Input for this task =>
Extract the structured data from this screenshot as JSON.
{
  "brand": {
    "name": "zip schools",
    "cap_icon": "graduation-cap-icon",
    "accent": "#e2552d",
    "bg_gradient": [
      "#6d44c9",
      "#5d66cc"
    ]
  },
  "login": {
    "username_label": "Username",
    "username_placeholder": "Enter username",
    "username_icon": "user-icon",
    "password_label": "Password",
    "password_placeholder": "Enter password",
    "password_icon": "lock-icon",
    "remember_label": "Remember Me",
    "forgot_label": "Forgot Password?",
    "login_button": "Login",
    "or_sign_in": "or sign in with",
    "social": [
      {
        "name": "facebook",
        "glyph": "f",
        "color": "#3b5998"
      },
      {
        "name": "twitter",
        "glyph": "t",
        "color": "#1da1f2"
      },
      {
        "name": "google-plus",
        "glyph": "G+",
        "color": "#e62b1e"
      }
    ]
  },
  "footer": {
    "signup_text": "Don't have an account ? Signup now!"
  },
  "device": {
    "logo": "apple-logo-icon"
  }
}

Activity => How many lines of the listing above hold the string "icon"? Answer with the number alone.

Answer to this problem => 4